In the memoir he dictated to another female artist and devotee to his works, Lisa Kümmel, Jawlensky recalled:
'On a visit to Lausanne in 1916 I met Emmy Scheyer. She came from Brussels and was herself a painter (Impressionist). A few days later she came to see us at Saint-Prex. There she saw my Hunchback and my 'Variations' and was so enthusiastic about them that she wanted to give up painting herself and dedicate herself to my art. 'Why should I go on painting when I know I can't produce such good art as you?' she asked. 'It's better that I should dedicate myself to your art and explain it to others.' And indeed ever since that time she has occupied herself with my art with great understanding' (Jawlensky, quoted in 'Memoir dictated to Lisa Kümmel, Wiesbaden, 1937', pp. 25-33 in M. Jawlensky, L. Peroni-Jawlensky and A. Jawlensky (ed.), op. cit., Volume I 1890-1914, London, 1991, p. 32).

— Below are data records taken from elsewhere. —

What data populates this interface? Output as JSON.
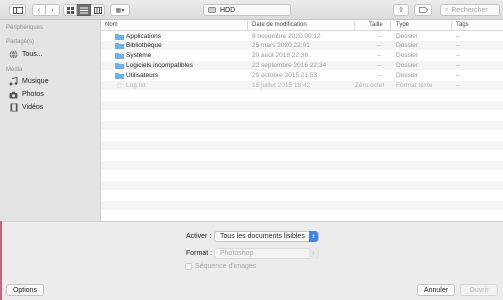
{
  "toolbar": {
    "path_label": "HDD",
    "search_placeholder": "Rechercher"
  },
  "sidebar": {
    "sections": [
      {
        "title": "Périphériques"
      },
      {
        "title": "Partagé(s)"
      },
      {
        "title": "Média"
      }
    ],
    "shared_items": [
      {
        "label": "Tous...",
        "icon": "globe-icon"
      }
    ],
    "media_items": [
      {
        "label": "Musique",
        "icon": "music-icon"
      },
      {
        "label": "Photos",
        "icon": "camera-icon"
      },
      {
        "label": "Vidéos",
        "icon": "film-icon"
      }
    ]
  },
  "list": {
    "columns": [
      "Nom",
      "Date de modification",
      "Taille",
      "Type",
      "Tags"
    ],
    "rows": [
      {
        "name": "Applications",
        "date": "8 novembre 2020 00:12",
        "size": "--",
        "type": "Dossier",
        "tags": "--",
        "kind": "folder"
      },
      {
        "name": "Bibliothèque",
        "date": "25 mars 2020 22:01",
        "size": "--",
        "type": "Dossier",
        "tags": "--",
        "kind": "folder"
      },
      {
        "name": "Système",
        "date": "20 août 2018 22:38",
        "size": "--",
        "type": "Dossier",
        "tags": "--",
        "kind": "folder"
      },
      {
        "name": "Logiciels incompatibles",
        "date": "22 septembre 2016 22:34",
        "size": "--",
        "type": "Dossier",
        "tags": "--",
        "kind": "folder"
      },
      {
        "name": "Utilisateurs",
        "date": "29 octobre 2015 21:53",
        "size": "--",
        "type": "Dossier",
        "tags": "--",
        "kind": "folder"
      },
      {
        "name": "Log.txt",
        "date": "15 juillet 2015 18:42",
        "size": "Zéro octet",
        "type": "Format texte",
        "tags": "--",
        "kind": "file"
      }
    ]
  },
  "options": {
    "activer_label": "Activer :",
    "activer_value": "Tous les documents lisibles",
    "format_label": "Format :",
    "format_value": "Photoshop",
    "sequence_label": "Séquence d'images"
  },
  "buttons": {
    "options": "Options",
    "cancel": "Annuler",
    "open": "Ouvrir"
  },
  "colors": {
    "accent": "#3b82f7",
    "folder": "#6cb2ec"
  }
}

Jawlensky's abstract heads are a form of modern religious icon. These are objects for focus and contemplation. As Jawlensky himself explained, 'My art is simply a meditation or prayer in colour' (Jawlensky, quoted in Clemens Weiler, Jawlensky: Heads, Faces, Meditations, London, 1971, p. 64). Nowhere is this more true than in his stylised heads such as Abstrakter Kopf: Ostern, in which the act of painting, taking a similar template and using a range of nuances and variations on the same theme, is an act of meditation on the part of the artist. At the same time, their semi-abstraction recalls the icons of his native Russia. In a letter written to the painter, monk and member of the Nabis, Pater Willibrod Verkade, Jawlensky explained the genesis of these abstract heads:

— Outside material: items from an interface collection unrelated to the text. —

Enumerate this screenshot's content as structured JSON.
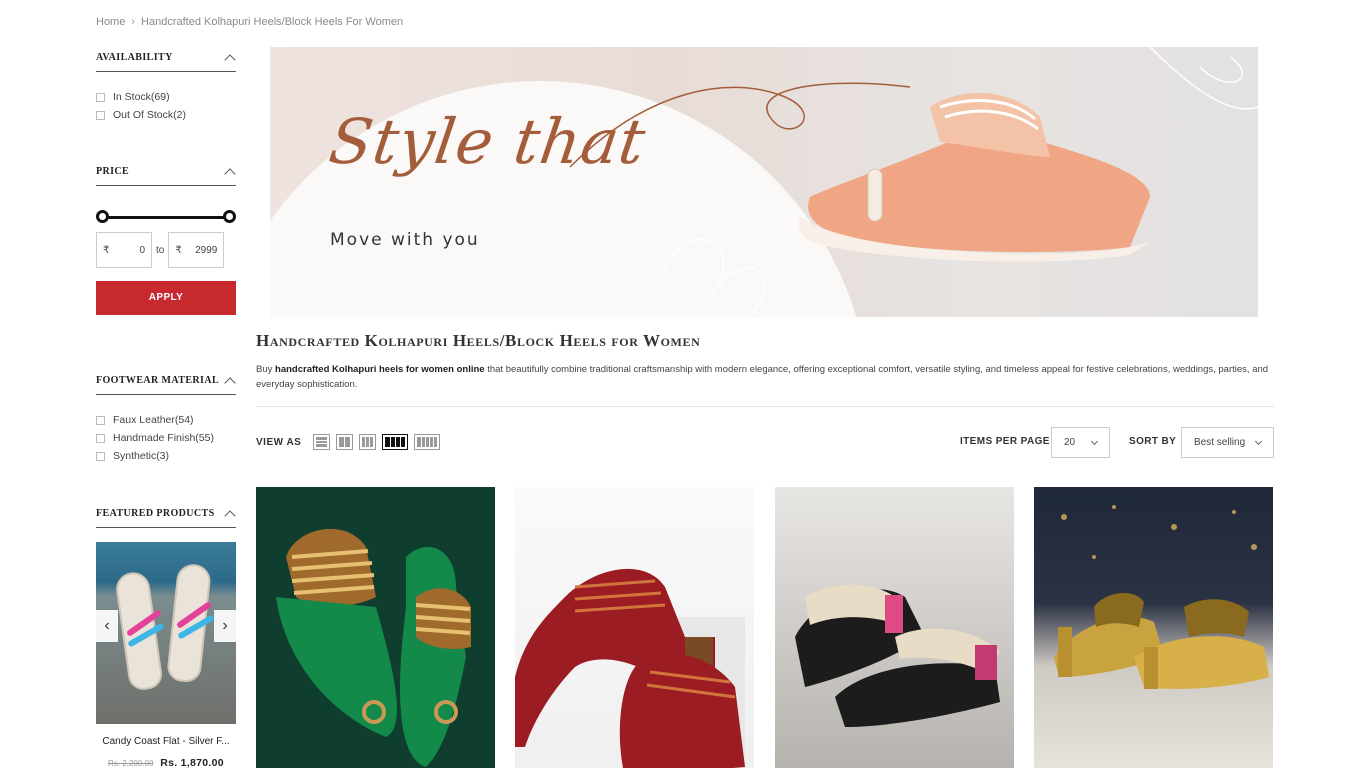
{
  "breadcrumb": {
    "home": "Home",
    "separator": "›",
    "current": "Handcrafted Kolhapuri Heels/Block Heels For Women"
  },
  "sidebar": {
    "availability": {
      "title": "AVAILABILITY",
      "options": [
        "In Stock(69)",
        "Out Of Stock(2)"
      ]
    },
    "price": {
      "title": "PRICE",
      "currency": "₹",
      "min": "0",
      "max": "2999",
      "to_label": "to",
      "apply_label": "APPLY"
    },
    "material": {
      "title": "FOOTWEAR MATERIAL",
      "options": [
        "Faux Leather(54)",
        "Handmade Finish(55)",
        "Synthetic(3)"
      ]
    },
    "featured": {
      "title": "FEATURED PRODUCTS",
      "product_title": "Candy Coast Flat - Silver F...",
      "old_price": "Rs. 2,200.00",
      "price": "Rs. 1,870.00",
      "prev": "‹",
      "next": "›"
    }
  },
  "banner": {
    "script_text": "Style that",
    "tagline": "Move with you"
  },
  "category": {
    "title": "Handcrafted Kolhapuri Heels/Block Heels for Women",
    "desc_prefix": "Buy ",
    "desc_bold": "handcrafted Kolhapuri heels for women online",
    "desc_rest": " that beautifully combine traditional craftsmanship with modern elegance, offering exceptional comfort, versatile styling, and timeless appeal for festive celebrations, weddings, parties, and everyday sophistication."
  },
  "toolbar": {
    "view_as": "VIEW AS",
    "items_per_page_label": "ITEMS PER PAGE",
    "items_per_page": "20",
    "sort_label": "SORT BY",
    "sort_value": "Best selling"
  },
  "colors": {
    "apply_button": "#c8292f",
    "banner_script": "#a35d3a"
  }
}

'I had come to understand that great art can only be painted with religious feeling. And that I could only bring to the human face. I understood that the artist must express through his art, in forms and colours, the divine inside him. Therefore a work of art is God made visible, and art is a 'longing for God'. I have painted 'Faces' for many years. I sat in my studio and painted, and did not need Nature as a prompter. I only had to immerse myself in myself, pray, and prepare my soul to a state of religious awareness. I painted many 'Faces'. Their size too is only 32 x 42. They are technically very perfect, and radiate spirituality' (Jawlensky, letter to Pater Willlibrord Verkade, quoted in Jawlensky, Pieroni, Jawlensky and Jawlensky, loc. cit., 1991, p. 34).